Dylann Roof planned the killing of black worshippers in Charleston, South Carolina, months in advance, federal prosecutors told a jury in opening statements Wednesday.
Roof faces 33 federal counts of hate crimes for fatally shooting nine members of the Mother Emanuel AME Church in Charleston on June 17, 2015.
“He chose to execute nine good, innocent men and women, and he chose to do so out of a callous hatred of the color of their skin,” Assistant U.S. Attorney Julius Richardson said, according to the Los Angeles Times.
Roof’s court appointed attorney David Bruck did not deny any of the facts presented by the prosecution, instead focusing on his motivation.
“You will see a crime that is driven by fear,” Bruck said.
The Associated Press reported that Bruck was setting the stage to argue for a life sentence instead of the death penalty, which prosecutors are seeking.
Lawyers also warned the jurors, of whom nine are white and three black, that the trial would be particularly difficult because of the stark and gruesome nature of the crimes.
Law enforcement officials said the 22-year-old self-proclaimed white supremacist stayed through a prayer session at the church before pulling out his gun and shooting his victims while they were praying.
After the shooting, photographs on social media emerged of Roof posing with the Confederate flag. He also allegedly wrote a manifesto of racial hatred that he posted online.
The opening statements in Roof’s trial come as racial tensions in Charleston remain high after a judge declared a mistrial in the case of Michael Slager.
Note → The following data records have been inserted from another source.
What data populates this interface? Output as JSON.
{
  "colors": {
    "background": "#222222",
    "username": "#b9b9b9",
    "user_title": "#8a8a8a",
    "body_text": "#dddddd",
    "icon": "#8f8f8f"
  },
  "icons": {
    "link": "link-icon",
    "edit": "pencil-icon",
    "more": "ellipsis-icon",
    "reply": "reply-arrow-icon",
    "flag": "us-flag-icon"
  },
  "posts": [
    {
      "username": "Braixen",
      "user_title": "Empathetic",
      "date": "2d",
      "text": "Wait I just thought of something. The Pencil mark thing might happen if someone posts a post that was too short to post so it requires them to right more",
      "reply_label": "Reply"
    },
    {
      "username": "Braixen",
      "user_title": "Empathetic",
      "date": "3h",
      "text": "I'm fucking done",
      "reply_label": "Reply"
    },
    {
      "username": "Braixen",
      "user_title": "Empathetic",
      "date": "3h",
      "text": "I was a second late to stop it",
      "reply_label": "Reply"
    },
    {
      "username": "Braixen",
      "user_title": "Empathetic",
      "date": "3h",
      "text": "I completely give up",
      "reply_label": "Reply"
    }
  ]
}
Slager, a white Charleston police officer, shot and killed an unarmed black man during a traffic stop last year.
Roof’s attorneys requested the trial be postponed in the wake of the mistrial, citing fears that the mistrial would influence the jurors’ outlook on Roof’s case.
Roof plans to represent himself in the penalty phase of the trial after the judge in the case granted him the right to do so.
In addition to the federal charges, Roof will face state charges in a separate trial.